Exactly two years ago, in mid-March 2020, in the middle of the pandemic crisis we were taking important decisions. You may remember the first important decisions were taken exactly in mid-March by the ECB and the Commission on fiscal rules and on State-aid rules.
Two years after we are facing a war on our border. So the first message from all of us, as Paschal said, is a message of support and of solidarity.
We are trying to support Ukraine from several points of view, with sanctions, with economic and financial support, with diplomatic efforts, delivering also military equipment. And this is our main task.

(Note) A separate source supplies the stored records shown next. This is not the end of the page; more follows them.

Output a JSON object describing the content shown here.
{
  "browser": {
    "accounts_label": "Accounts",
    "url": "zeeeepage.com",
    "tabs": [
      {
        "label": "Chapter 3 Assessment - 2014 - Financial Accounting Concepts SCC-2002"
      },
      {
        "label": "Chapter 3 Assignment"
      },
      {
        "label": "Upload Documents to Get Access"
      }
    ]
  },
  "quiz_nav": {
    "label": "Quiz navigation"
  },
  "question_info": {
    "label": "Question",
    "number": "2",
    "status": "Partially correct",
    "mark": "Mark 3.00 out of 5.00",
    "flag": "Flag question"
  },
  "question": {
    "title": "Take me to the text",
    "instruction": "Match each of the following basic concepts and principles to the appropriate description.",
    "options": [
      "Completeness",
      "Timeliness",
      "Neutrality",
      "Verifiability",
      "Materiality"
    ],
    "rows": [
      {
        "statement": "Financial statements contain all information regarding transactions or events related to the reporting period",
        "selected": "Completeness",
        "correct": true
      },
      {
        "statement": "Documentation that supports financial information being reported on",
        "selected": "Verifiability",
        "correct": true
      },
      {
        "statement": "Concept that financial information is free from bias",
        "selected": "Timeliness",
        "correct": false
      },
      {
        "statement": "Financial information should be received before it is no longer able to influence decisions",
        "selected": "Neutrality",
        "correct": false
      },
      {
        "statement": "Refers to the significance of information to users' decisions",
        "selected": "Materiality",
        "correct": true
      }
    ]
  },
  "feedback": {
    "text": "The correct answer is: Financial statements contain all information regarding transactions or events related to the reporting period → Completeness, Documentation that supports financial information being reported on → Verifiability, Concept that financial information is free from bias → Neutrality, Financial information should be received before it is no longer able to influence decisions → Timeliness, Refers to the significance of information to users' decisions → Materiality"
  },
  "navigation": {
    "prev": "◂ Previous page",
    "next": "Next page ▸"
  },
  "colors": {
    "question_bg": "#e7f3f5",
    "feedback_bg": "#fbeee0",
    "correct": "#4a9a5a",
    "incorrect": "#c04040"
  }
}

At the same time, the discussion was needed and very useful among finance ministers on the implications of this Russian invasion for the European economy. Let me very clearly state that it is too soon to have a clear measure of the quantity of this impact, but it is clear that our winter forecast that were projecting a 4% growth for this year looks now overtly optimistic.
There are several channels through which GDP will be affected: the higher commodity prices, notably gas and oil, but also wheat prices, the aggravating supply disruptions and broken trade links, and significantly higher uncertainty, affecting both economic and financial sector confidence.
Also fiscal costs may be significant: for the support to Ukraine, for bolstering defence spending, for decoupling from Russian energy, for assistance for high numbers of refugees, for continued support to deal with high commodity prices.
This is why we were very clear when, at the beginning of March, we presented our fiscal guidance for 2023 that we would need to stand ready to adjust our policy response to the rapidly changing circumstances. And there was very strong – in fact, I would say unanimous – support for this approach this afternoon. As Paschal reminded, “uncertainty” and “agility” as keywords of our fiscal attitude.
The application of the General Escape Clause this year will help to take the necessary measures to face the immediate challenges of this crisis. Given the current uncertainty, we also made clear that we would need to reassess its expected deactivation in 2023 on the basis of our spring forecast, which I will present in mid-May.
In times like these, when “uncertainty” is the keyword, the coordination of economic and fiscal policies is particularly important. Let us remember that this was key for successfully weathering the COVID crisis and the uncertainty was completely different, but not less than it is now. Now we are confronted with a very different crisis, but also with some similarities. Both the pandemic and the war in Ukraine are huge external shocks with potentially different outcomes across the EU. These outcomes will depend on individual countries’ exposure to Russian energy, on their economic structures, on their geographic location and on their fiscal space. So a common response is also about tackling the risk of divergence. Again, two years after the crisis of the pandemic.
It is important to underline that this shock occurs against a strong economic backdrop in the euro area. So it arrived when the recovery was strongly underway. If our national and EU policy responses remain fully coordinated, if we remain agile and ready to adjust as needed, I think we can ensure that the recovery is not derailed.
This is absolutely possible if we react strongly together.
And we all know that the resilience of our economy is crucial to protect our citizens, but also to protect our democracies. Because this is what is at stake now. In this confrontation, the resilience of the economy is also key for the resilience of our model of the European societies.
On Greece, we discussed the latest enhanced surveillance report, the 13th, which noted that the country has completed a further set of commitments and, despite some delays, also made progress in several reform areas.
In sum, our assessment is that the authorities have taken the necessary actions considering the circumstances. Let me recall that this report was not linked to a release of debt measures by the Eurogroup: this will be for the next report, the14th, in May.
Finally, we discussed state of play with the Banking Union. The geopolitical crisis unfolding at our door is a wake-up call for us to strengthen our resilience on all fronts – and this includes our financial sector.
Thanks to the work done in previous years, banks were able to support economic activity throughout the COVID crisis. But there is no space for complacency. A fully-fledged Banking Union remains essential. So the Commission fully supports all the efforts that Paschal Donohoe is making to broker an agreement on a work plan to that end. I think he designed today the framework of a possible way towards an agreement. If we keep the same level of unity and determination we have showed so far throughout both the pandemic and the first weeks of this conflict, I am confident that we will be able to forge a way forward also on this front.
This is my conclusion. Let me only join Paschal in thanking and congratulating Klaus. Of course he’ll work with us for several months. But on this occasion I want to thank him and congratulate him for all his work.